Researchers at the University of Tartu's Computational Neuroscience Lab, in Estonia, have discovered that activations of deep convolutional neural networks are aligned with the gamma band activity of the human visual cortex. Their study, published in Communications Biology, further highlights the potential of artificial intelligence (AI) to broaden understanding of the human brain.
The human ability to visually recognize objects is mediated by a hierarchy of complex feature representations along the ventral stream.Past research has found that these are similar to the hierarchy of transformations learned by deep convolutional neural networks (DCNN) trained on images.
"From previous research we knew that there is a correspondence between the hierarchical architecture of the human visual system and the layered architecture of DCNNs," Jaan Aru, Raul Vicente, and Ilya Kuzovkin, three of the researchers who carried out the study, told TechXplore. "However, this research relied on neuroimaging techniques such as fMRI and MEG, each of which has its own limitations."
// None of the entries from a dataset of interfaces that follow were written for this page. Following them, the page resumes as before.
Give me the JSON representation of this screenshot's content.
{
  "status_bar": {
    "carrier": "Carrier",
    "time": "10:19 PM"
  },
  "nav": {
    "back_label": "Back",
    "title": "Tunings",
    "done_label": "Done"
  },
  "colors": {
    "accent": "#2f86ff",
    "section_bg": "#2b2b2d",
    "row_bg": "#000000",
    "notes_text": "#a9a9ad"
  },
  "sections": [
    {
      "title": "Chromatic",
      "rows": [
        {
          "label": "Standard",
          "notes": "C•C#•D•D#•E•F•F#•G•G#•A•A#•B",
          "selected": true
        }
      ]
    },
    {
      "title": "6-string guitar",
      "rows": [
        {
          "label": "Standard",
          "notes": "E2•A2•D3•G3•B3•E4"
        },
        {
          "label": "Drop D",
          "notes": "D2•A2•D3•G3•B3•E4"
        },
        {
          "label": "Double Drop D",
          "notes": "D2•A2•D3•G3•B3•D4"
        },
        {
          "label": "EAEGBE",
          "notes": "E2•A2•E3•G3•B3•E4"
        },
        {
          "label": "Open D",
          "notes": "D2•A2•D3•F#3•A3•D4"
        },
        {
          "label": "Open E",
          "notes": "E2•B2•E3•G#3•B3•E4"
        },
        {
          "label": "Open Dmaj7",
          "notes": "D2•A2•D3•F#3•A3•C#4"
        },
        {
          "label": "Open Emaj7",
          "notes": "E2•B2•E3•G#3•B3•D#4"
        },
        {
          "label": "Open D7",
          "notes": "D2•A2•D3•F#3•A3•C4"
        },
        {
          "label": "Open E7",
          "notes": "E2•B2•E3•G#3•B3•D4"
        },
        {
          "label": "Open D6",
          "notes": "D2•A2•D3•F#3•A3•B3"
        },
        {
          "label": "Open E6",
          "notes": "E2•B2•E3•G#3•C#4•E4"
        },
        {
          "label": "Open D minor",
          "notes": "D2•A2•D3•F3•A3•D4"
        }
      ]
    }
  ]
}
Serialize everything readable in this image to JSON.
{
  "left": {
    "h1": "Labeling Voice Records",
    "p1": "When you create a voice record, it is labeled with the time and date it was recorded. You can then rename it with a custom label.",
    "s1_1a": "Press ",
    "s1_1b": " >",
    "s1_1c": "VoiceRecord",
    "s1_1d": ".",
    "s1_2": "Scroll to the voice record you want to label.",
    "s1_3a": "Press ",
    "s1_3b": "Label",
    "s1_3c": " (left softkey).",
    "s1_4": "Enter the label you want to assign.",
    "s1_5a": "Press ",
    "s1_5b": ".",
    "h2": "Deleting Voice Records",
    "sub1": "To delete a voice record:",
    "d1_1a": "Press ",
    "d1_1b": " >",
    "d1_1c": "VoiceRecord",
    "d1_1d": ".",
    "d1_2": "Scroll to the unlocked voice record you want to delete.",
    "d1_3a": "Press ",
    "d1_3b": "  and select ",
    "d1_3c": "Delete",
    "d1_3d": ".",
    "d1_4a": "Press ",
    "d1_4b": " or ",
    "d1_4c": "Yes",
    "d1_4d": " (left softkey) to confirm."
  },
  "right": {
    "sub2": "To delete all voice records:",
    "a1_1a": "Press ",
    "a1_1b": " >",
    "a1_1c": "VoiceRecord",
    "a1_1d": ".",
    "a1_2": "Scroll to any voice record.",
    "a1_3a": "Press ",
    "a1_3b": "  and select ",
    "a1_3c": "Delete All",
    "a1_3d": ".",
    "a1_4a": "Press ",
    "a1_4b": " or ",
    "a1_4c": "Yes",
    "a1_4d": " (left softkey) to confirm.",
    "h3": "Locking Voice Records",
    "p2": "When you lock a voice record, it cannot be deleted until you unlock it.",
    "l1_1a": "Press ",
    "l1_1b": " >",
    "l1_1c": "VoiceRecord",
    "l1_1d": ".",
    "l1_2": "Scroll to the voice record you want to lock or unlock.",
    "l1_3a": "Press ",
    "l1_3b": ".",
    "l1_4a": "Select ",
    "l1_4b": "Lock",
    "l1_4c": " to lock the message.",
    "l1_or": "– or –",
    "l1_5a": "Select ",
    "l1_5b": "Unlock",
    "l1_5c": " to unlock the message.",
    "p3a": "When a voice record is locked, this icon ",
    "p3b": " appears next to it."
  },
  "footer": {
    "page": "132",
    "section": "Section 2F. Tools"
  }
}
MEG imaging only captures the average activity of large populations of neurons at once, while fMRI does not capture temporal information. Hence, the researchers decided to collect their dataset using intracranial electrodes implanted directly into the brains of their test subjects. This technique can identify when brain activity happens, its anatomical location, and how it changes over time.
"This allowed us to explore in more detail the activity that governs visual processing in the human brain and characterize more precisely what kind of activity bears similarities with the activity of DCNNs," the researchers said.
DCNNs are a type of machine learning algorithm for computer vision, which perform especially well on object recognition tasks. Their key feature is that they acquire rules to classify objects automatically, without human engineers outlining them.
During training, DCNNs are trained on thousands of images of objects (e.g. cats, trees, cars, etc.), learning to distinguish visual features of each of these categories. The algorithms can then correctly identify objects in images they have never encountered before, with up to 95 percent accuracy.
"A DCNN consists of layers of artificial neurons, with each layer performing certain operations on the image and then sending information to the next layer," the researchers said. "During training, the algorithm forms rules about what information is to be sent to the upper layers and when."
Recent studies have investigated the exact patterns and features learned by a DCNN. They found that as one dives deeper into its layers, the visual patterns represented by its neurons become increasingly complex.
"The first layer is responsible for detecting straight lines, changes in brightness and other simple visual features," the researchers explain. "This information is passed onto the second layer, which combines simple features to build detectors that can identify simple shapes. And so it progresses, becoming more and more abstract with every layer, with the higher layer neurons representing whole objects, such as cats, dogs and so on. We knew that a very similar phenomenon is observed in the human visual cortex, so the obvious question was: How similar are these two systems, and what are their similarities?"
When measuring electrical responses from the brain, researchers observe complex patterns of activity. These patterns are grouped according to their frequency: alpha (eight to 14 times per second), beta (15 to 30 Hz), gamma (from 30 to ~70 Hz), high gamma (more than 70 Hz), and other bands. These frequency bands have been found to depend on different types of activity. For instance, alpha is stronger when humans are relaxed, while beta and gamma increase during active engagement in a task.
"We found that activity in low gamma (30 to 70 Hz) and high gamma (70 to 150 Hz) are best aligned with the activity that happens in DCNNs, indicating that what happens in the brain at those frequencies is most similar to what DCNNs are doing," the researchers said.
These findings are aligned with previous research highlighting the importance of gamma activity for object recognition. In the future, they could help to better understand the exact computations that are reflected by gamma frequency signals during visual processing.
"The ultimate quest of neuroscience is to understand how the brain codes, stores and transmits information and how firings of billions of neurons lead to complex mental processes, such as understanding a text or communicating it to a friend," the researchers said. "This work provides yet another piece of this huge puzzle, and highlights the important role that AI algorithms can play in understanding human brain."
The Computational Neuroscience Lab at the University of Tartu studies biological and artificial learning systems side by side, as comparing them could lead to fascinating biological discoveries. The researchers are now working on two further projects, which will form the core of Kuzovkin's PhD thesis.
"In one of the projects, we are going to look into the inner workings of an algorithm that we trained to make sense of human brain data; exploring what brain activity it deems useful for the end task and which one it discards. This will provide a tool to go through large volumes of activity and filter out parts that are relevant to a particular mental task."